Sarkozy’s smoke and mirrors promises to religious leaders
Posted: Fri, 03 Feb 2012
As soon as politicians start sucking up to religious leaders, you can be sure there is an election in the offing. This is certainly the case in France, where President Nicolas Sarkozy is suddenly very enthusiastic for religion to play an important role in "public life". The fact that he is lagging in the polls may also have something to do with it.
But he's walking a bit of a tight-rope here because he knows that the French people value their secularism above almost everything else. And so, although he offers emollient words to the various priests and mullahs, he actually offers them nothing new at all.
At a traditional New Year meeting on January 25, he told a gathering of religious leaders that although the country has a secular constitution it doesn't mean that religion shouldn't be closely involved in public policy.
He said: "A secular society is one which has decided to separate churches from the state, so the state doesn't have to account for its choices to churches, and churches don't depend on the state to live and organise – this is secularity, a secular republic," he told religious leaders.
"But this doesn't mean churches, respecting the law, are forbidden from speaking. Nor does it mean your words shouldn't go beyond the walls of your places of worship. That would be a strange idea of democracy: Everyone has a right to speak, except you," he told the leaders, including Paris Cardinal Andre Vingt-Trois.
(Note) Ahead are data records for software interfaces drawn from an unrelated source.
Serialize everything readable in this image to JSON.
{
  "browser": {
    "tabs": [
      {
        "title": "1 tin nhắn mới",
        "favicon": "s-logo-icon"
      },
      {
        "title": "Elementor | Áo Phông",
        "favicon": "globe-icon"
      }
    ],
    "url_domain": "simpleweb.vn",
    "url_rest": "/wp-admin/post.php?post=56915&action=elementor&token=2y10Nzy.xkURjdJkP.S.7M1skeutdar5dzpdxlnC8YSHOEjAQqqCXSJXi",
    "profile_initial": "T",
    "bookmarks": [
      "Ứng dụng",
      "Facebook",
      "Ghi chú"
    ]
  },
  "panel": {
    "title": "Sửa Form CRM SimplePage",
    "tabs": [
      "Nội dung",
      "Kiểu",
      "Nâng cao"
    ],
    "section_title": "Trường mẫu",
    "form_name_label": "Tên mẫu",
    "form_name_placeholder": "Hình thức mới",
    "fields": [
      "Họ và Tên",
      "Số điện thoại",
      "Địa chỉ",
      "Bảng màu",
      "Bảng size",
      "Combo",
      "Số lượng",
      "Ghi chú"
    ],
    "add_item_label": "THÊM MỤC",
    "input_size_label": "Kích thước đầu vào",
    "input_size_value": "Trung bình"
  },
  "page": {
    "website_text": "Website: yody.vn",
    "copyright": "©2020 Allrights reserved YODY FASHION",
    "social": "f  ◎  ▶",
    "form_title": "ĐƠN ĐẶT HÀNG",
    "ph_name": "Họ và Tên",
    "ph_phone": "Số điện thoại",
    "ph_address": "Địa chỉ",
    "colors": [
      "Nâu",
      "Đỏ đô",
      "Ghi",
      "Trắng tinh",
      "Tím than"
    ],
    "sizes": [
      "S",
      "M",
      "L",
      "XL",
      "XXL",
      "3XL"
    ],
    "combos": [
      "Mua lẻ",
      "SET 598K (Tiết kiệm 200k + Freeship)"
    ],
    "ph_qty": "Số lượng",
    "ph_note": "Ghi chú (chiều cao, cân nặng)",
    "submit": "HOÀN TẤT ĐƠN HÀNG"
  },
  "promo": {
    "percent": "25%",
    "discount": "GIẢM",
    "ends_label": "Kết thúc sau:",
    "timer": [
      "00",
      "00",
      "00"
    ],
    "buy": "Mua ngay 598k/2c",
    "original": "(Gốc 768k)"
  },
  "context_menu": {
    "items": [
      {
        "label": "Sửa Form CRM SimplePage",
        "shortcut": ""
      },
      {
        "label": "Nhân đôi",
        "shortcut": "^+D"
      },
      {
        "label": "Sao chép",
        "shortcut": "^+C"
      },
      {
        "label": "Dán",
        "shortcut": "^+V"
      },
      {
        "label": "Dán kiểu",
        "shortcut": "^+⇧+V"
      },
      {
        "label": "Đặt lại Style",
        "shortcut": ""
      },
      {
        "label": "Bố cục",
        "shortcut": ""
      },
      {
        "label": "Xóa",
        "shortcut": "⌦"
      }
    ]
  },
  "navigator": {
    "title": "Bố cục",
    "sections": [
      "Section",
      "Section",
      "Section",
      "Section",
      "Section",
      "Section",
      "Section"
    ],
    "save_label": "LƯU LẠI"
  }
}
Sarkozy said France's status as a "secular and social republic" was "written in black and white" in its constitution, along with its guiding principle of "laïcité," or secularism.
However, he added that the country's religions should also participate in national debates and in "creating our cultural identities". He said it would be a "strange schizophrenia" to preserve France's religious heritage while insisting religions had "nothing more to say, offer and impart."
"The spiritual richness you animate, the depth of thought you embody, the values you bear all have a vocation to address themselves to those who never cross the threshold of your churches, mosques, synagogues and temples," the president told the religious leaders.
The Church claims that two-thirds of the French population is Catholic, although less than one in ten goes to Church or has anything to do with Catholicism. 40 per cent declare themselves unambiguously to be atheists. So why does Mr Sarkozy feel the need to make such meaningless abasement to the churches?
In a similar bid to win favour with religious voters before the May 2007 election, Sarkozy (himself a Catholic) pledged to improve ties with religious communities. During a December 2007 visit toRome, he said he believed "laïcité", set out in a 1905 church-state separation law, should be interpreted "more positively" to enable religion to be seen "not as a danger, but as an advantage."
After another Vatican visit in October 2010, the president was accused by opposition politicians of violating the secularism principle by taking part in prayers at Rome's Basilica of St. John Lateran.
In his January speech, Sarkozy defended a controversial April ban on Muslim veils, which he said were "incompatible" the country's values and the "dignity of women".
He added, however, that he was also deeply concerned by recent "aggressions against religious symbols," including attacks on Jewish and Muslim cemeteries, and said the country would guarantee all citizens "the right to practise their chosen faith." But who, other than competing religionists, are carrying out these attacks?
"Not only does our republic guard against intervening in the religious sphere – it will always be ready to defend those who are attacked or threatened because they believe, pray or witness publicly to their faith," the president said.
"Our republic will intervene immediately if citizens start affronting each other and will [act strongly against] all those who seek even once to inflame the furnace of religious hatred on its territory. This ravaging hatred has sometimes been on the point of sweeping France away. Let [us] be clear: It will not do so again."
French newspapers said Sarkozy's speech was a response to a call on 22 January by Francois Hollande, his main Socialist challenger in April-May presidential elections, for the 1905 separation law to be written into the national constitution. The separation law, however, makes an exception for Alsace-Lorraine (formerly inGermany), because this was agreed in a Vatican concordat. The secularist group La Libre Pensée therefore oppose Mr Hollande's proposal because it would make it much harder to reverse the Alsace-Lorraine exception in future.
Cardinal Vingt-Trois also criticized Hollande's proposal, presumably because of the provisions it makes for the remainder ofFrance, as have Orthodox, Muslim and Jewish leaders.
In his speech, Sarkozy said he felt "truly comforted" by the presence of religious leaders, who demonstrated France had "created conditions for peaceful, harmonious and friendly coexistence between religions."
He added that Christianity had become a target in the country, and he praised Cardinal Vingt-Trois for "showing French Catholics are not living in an isolated camp and can respond to provocation with communion. As I've said many times, freedom of conscience is perhaps the most precious good guaranteed by our republican laws," the president said. But he added: "No religion will impose dogmas and precepts in France on those who wish to avoid them. But nothing can prohibit the idea of transcendence from being present in our society. The concord and harmony governing relations between the different religious currents here and irrigating the social body provide an excellent guarantee of peace," he said.
Reading between the lines it is quite clear that Sarkozy is offering religious bodies absolutely nothing new. There is no restriction on them joining in national debate at the moment. The fact that nobody listens to them is another matter entirely.